Sepsis or blood poisoning is the 10th leading cause of death in the USA. Death rates range from 20% for sepsis to 60% for septic shock, when blood pressure cannot be maintained. Sepsis is the most common cause of death in the ICU.
In July of 2011, researchers from three different divisions of infectious disease (Akron Medical Center, Rochester School of Medicine, and Case Medical Center) reviewed the role of vitamin D in sepsis. The lead author, Dr. Richard Watkins, reminded us that sepsis is more common in the winter, among Blacks, and further from the equator, all well-known clues to readers of this blog.
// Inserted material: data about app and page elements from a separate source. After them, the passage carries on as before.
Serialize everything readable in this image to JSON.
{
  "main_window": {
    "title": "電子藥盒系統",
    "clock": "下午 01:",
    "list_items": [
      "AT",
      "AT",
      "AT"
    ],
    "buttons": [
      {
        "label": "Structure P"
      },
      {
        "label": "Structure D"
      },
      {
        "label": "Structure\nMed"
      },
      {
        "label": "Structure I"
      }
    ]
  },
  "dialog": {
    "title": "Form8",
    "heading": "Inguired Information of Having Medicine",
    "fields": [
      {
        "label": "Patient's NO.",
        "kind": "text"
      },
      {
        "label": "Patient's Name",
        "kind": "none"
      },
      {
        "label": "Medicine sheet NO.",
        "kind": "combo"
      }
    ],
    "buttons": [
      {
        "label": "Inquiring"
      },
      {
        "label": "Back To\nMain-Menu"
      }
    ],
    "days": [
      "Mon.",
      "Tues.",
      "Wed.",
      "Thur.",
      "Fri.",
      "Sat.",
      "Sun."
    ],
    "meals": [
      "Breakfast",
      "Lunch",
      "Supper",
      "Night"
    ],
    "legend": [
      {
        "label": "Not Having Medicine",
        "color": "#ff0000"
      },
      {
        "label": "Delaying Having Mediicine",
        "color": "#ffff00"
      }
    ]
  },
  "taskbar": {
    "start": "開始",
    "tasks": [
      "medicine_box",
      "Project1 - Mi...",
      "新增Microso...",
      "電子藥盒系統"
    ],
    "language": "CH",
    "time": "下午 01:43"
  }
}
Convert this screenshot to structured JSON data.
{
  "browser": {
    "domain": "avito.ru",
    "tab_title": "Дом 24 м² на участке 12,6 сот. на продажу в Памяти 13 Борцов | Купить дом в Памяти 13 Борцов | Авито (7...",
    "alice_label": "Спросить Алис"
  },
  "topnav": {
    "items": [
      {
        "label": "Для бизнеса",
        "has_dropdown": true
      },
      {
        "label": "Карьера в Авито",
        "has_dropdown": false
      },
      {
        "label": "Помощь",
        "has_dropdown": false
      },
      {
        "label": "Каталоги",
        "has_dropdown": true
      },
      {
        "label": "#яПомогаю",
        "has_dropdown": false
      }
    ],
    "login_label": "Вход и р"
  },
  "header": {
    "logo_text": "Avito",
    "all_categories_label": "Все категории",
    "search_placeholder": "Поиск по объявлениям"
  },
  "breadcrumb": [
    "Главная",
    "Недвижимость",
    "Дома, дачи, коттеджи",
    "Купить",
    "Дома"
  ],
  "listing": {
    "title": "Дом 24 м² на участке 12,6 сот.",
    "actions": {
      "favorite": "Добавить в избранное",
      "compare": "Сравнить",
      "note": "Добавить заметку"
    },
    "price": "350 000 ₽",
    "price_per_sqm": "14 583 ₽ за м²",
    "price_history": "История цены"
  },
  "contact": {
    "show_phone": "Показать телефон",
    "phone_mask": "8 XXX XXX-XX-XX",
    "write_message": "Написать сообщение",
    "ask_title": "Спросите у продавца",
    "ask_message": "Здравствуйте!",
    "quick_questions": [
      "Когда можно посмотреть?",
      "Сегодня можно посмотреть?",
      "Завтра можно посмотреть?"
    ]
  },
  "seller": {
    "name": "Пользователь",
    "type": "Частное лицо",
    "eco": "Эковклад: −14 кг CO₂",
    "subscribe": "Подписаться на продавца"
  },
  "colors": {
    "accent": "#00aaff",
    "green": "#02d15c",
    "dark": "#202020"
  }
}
What surprised me was the number of studies showing sepsis is much more common among the vitamin D deficient. Furthermore, one animal model showed activated vitamin D reduced mortality. The authors went on to list the studies many readers are familiar with, showing respiratory infections (a leading cause of sepsis) are much more common in the vitamin D deficient. They even praised the theory that vitamin D may be an antibiotic and explain the increased rate of respiratory infection in the winter months without citing the proper references; not that you would expect academics to recognize a 2006 Vitamin D Council Newsletter:
Also noted in the paper is that studies show statins help sepsis. One other thing most statins do is raise vitamin D levels. I can certainly foresee the day statins have an indication for prevention of sepsis while vitamin D’s protagonists are told to marshal more controlled studies.
Nevertheless, it is hard to come away from this paper with anything but the strong possibility that sepsis is just another manifestation of vitamin D deficiency. However, without a parental (injection) version of 25(OH)D, treatment of sepsis with vitamin D will probably just take too long. If septic patients could get IV or IM 25(OH)D directly, their immune system could immediately have the substrate it needs to start making the steroid that could combat both the infection and the abnormal immune response.